The start to the second semester saw slow progression. With new experiments being held in the lab, we now have to share part of the lab table, as well as some of the equipment. Near the end of first semester we were having trouble with the table set up and had to change it to re-align the blue laser. We spent the first week of this semester cleaning up the lab and finishing what we had started with the table set up.
Next we had to adjust to the move of the biology lab from main building over to the renovated Olmsted hall. Although it is nice to be in the new labs, this took so time to adjust to because the supplies need for the worms was all over the place. We also had to gain card access to the building to access the lab on the weekends.
After we spent approximately the first two weeks finishing the lab set up we had to harvest a new culture of worms. Since Elias and I have different schedules this semester, and the fact that he is devoted more time to the worms this semester, we decided to harvest two plates of worms. This works better because we can now run data on worms three days a week, depending on the life cycle of the worms as they are on a four day life cycle. We run data on the fourth day of the cycle to keep consistence throughout all the trails.
Next it was on to starting to run data. We realized that last semester we were having problems with too much ambient light coming into the lab space from the outside windows. To fix this we repositioned the curtain in the lab to better block out the light. This helps get a better reading on the true thrashing frequency of the worm because there is less disturbance from outside light.
This semester, with added practice and a better set up we have become much more efficient with our time in the lab. We have been running a lot of data on the worms twice a week. However at times, it is still frustrating that we don’t get as much done in the lab each week as we may like. Since I am only spending 4 hours a week in the lab, the whole semester is equivalent to the amount of time spent in the lab over one week during the summer. It is difficult to get a lot done in some of the sessions because some of the time is spent harvesting the worms, and readjusting the table alignment if it was disturbed.

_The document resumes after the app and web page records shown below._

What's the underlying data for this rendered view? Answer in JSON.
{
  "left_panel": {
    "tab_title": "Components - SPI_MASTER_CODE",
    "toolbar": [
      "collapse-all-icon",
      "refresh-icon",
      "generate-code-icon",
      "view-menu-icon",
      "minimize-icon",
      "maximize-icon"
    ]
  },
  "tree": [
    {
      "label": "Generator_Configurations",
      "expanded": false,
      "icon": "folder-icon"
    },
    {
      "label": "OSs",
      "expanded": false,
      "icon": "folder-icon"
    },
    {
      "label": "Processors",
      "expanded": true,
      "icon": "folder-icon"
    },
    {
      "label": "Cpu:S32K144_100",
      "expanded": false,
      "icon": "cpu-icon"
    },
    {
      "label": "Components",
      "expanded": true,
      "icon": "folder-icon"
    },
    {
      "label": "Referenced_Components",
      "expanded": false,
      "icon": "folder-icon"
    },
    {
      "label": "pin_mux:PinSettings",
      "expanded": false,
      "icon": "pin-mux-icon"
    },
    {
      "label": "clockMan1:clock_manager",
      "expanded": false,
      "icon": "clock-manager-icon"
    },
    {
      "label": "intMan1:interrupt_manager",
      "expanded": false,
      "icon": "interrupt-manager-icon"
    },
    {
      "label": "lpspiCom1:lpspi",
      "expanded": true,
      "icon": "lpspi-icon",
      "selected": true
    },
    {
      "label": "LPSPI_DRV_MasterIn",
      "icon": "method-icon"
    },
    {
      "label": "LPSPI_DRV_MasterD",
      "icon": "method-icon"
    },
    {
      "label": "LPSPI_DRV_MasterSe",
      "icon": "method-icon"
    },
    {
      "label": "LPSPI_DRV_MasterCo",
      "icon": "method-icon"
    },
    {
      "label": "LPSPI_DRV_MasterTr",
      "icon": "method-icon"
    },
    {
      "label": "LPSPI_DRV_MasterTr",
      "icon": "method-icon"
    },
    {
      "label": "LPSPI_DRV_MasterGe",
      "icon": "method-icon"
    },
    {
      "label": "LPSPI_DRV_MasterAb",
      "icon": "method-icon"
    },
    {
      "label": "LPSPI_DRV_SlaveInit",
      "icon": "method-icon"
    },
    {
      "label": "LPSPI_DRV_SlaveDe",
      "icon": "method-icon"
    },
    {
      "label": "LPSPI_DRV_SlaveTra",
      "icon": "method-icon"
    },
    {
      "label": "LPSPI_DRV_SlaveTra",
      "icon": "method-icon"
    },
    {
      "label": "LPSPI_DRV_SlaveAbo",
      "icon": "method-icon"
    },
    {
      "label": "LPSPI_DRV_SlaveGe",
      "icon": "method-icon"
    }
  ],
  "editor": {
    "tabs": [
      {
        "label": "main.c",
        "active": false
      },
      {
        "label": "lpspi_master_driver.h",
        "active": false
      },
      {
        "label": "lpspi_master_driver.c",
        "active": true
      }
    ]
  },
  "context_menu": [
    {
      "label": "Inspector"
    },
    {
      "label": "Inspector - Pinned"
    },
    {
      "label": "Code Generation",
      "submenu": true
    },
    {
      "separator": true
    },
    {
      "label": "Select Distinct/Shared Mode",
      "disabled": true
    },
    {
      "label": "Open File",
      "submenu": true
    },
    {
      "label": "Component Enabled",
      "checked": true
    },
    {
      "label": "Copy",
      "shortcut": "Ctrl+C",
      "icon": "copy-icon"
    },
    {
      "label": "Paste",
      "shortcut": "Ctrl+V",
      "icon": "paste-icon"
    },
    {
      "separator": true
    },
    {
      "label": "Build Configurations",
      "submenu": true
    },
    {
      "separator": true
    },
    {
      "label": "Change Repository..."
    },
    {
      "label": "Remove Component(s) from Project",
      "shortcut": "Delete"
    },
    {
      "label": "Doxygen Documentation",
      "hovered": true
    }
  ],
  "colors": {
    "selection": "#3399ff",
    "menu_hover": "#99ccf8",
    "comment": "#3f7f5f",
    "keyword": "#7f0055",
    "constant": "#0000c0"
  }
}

We have also developed a solid procedure to analyze the data using MatLab. We have a code that we insert the data from the Picoscope into MatLab and it analyzes the frequency. This frequency is equivalent to the thrashing frequency of the C. elegans. We have begun to gather a large amount of analyzed data, and are working to hopefully get enough data to better the consistency of our results.